Up until now, farmers have received compensation in accordance with the value of agricultural facilities at the time of the eviction of Gush Katif in 2005, but the district court judges ruled that the State must compensate the farmers according to the current value of the properties.

Judges Nava Ben-Or, Ram Winograd, and Arnon Darel instructed to “perform the calculations required by our ruling...within a short period of time.”

Yisrael Hayom reported that that the petition was submitted by Assaf and Adi Asis, a father and son, for agricultural facilities they were forced to abandon when they were evicted from their homes.

Attorney Elon Essar, representing the plaintiffs, told the paper that “we’re talking about a precedent-setting ruling that clarifies yet again to the State that the way it is compensating the evictees of Gush Katif is faulty and lacking.”

“It is troubling that in 2017, 12 years after the Disengagement from Gush Katif, courts are forced to continue to dictate the proper way to award this compensation.

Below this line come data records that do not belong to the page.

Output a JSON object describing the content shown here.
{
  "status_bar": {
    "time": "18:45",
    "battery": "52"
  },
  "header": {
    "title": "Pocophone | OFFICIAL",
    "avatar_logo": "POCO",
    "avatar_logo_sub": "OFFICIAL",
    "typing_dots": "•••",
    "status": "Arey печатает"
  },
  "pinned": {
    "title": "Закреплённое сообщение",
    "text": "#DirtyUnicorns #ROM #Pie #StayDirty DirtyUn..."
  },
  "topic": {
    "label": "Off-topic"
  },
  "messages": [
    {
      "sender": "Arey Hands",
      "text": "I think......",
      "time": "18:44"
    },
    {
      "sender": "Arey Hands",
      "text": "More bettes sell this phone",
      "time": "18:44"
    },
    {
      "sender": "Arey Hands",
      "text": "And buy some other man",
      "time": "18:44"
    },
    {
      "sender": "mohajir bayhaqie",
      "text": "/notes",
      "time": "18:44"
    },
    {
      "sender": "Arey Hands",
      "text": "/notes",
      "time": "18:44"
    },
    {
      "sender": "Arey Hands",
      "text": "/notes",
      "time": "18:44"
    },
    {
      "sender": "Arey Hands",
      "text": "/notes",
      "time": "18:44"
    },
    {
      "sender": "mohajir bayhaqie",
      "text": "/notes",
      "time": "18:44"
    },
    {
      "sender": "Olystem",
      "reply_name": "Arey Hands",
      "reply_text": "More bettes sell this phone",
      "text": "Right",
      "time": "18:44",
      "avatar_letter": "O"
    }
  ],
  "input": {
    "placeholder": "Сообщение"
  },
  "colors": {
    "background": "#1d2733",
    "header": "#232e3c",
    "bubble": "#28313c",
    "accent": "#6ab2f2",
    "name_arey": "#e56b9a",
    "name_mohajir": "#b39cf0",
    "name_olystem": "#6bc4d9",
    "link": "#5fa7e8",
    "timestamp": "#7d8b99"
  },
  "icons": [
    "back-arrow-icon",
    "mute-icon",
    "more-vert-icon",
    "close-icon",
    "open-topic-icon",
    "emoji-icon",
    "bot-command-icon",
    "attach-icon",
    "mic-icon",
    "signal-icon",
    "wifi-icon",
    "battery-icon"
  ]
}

Even more troubling is that, by all appearances, unless the Minister of Agriculture deals with the issue directly, Gush Katif evictees will have to drag themselves into court before the special committee for many years to come,” he said, adding, “we hope that the State will take these things to heart and finish dealing with unresolved requests as soon as possible, instead of maintaining a system that costs the taxpayer tens of millions.”

The 2005 Disengagement from Gush Katif in Gaza was a unilateral move spearheaded by then-prime minister Ariel Sharon, in which 10,000 Israelis were uprooted from thriving communities and homes they had lived in for decades. Instead of this move achieveing peace - or at least quiet - with Gaza, Israel was subjected to thousands of rockets and shells launched at civilians after Hamas gained control of the area. Israel invaded Gaza three times since 2005 to try to end the bombardments.